What is required
Of the entries below, copy only those lines that contain the word "JSON".

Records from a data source
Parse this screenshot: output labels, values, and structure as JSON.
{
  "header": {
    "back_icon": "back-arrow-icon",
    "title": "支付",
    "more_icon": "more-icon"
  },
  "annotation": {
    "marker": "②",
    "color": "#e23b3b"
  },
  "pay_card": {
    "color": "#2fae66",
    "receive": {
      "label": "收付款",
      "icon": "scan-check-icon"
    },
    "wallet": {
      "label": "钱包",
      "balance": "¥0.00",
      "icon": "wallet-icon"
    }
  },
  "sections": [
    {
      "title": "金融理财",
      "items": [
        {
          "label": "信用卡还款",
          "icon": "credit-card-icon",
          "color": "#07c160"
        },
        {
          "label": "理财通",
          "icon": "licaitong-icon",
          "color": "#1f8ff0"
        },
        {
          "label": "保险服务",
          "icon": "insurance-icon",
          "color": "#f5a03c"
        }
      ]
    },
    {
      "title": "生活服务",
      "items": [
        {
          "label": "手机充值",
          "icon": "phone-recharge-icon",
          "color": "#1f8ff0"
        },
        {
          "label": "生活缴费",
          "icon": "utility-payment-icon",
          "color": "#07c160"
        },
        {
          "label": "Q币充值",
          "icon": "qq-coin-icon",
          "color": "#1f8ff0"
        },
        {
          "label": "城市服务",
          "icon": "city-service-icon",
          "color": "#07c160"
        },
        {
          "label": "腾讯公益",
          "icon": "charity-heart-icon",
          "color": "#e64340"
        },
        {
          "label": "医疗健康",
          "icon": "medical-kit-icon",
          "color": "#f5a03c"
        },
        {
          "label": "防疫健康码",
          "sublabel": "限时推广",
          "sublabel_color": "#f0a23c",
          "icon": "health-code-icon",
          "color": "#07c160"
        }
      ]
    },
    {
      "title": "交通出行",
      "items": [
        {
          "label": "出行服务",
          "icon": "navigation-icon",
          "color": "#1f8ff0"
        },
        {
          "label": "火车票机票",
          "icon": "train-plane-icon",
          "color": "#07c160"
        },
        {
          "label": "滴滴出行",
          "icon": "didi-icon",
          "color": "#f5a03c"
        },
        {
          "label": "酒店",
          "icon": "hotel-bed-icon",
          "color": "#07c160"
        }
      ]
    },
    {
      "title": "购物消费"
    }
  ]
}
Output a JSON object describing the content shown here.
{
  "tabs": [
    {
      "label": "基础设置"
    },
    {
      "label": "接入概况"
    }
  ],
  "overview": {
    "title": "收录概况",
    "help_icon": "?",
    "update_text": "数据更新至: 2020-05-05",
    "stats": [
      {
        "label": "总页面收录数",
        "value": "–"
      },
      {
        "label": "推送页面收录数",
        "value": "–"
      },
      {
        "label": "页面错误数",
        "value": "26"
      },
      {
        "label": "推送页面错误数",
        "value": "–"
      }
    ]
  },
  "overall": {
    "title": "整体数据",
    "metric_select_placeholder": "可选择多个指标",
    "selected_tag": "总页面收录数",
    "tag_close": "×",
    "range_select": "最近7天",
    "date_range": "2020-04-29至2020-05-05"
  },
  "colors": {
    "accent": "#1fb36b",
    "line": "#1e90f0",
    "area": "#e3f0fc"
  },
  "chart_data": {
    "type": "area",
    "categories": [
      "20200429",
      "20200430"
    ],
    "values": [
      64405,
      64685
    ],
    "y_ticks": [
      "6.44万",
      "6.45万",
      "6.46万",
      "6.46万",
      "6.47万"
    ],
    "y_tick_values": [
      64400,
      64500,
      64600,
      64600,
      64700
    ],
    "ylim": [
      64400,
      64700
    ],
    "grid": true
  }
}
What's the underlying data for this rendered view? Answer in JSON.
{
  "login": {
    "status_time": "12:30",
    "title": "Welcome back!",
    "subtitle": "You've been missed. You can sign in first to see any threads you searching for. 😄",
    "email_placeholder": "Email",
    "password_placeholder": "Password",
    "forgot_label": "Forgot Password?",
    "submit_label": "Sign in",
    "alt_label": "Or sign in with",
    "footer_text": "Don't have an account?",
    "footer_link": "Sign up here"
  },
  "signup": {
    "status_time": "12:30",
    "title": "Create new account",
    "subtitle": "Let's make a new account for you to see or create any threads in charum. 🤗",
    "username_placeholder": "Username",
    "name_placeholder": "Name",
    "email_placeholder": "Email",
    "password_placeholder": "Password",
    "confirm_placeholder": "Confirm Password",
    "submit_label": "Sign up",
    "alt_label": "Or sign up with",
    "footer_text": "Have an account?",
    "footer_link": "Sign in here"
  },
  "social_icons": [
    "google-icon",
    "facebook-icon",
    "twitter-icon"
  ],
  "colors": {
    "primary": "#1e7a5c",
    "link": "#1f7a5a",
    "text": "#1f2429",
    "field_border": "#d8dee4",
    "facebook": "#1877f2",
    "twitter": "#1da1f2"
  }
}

Reply
Parse this screenshot: output labels, values, and structure as JSON.
Output a JSON object describing the content shown here.
What's the underlying data for this rendered view? Answer in JSON.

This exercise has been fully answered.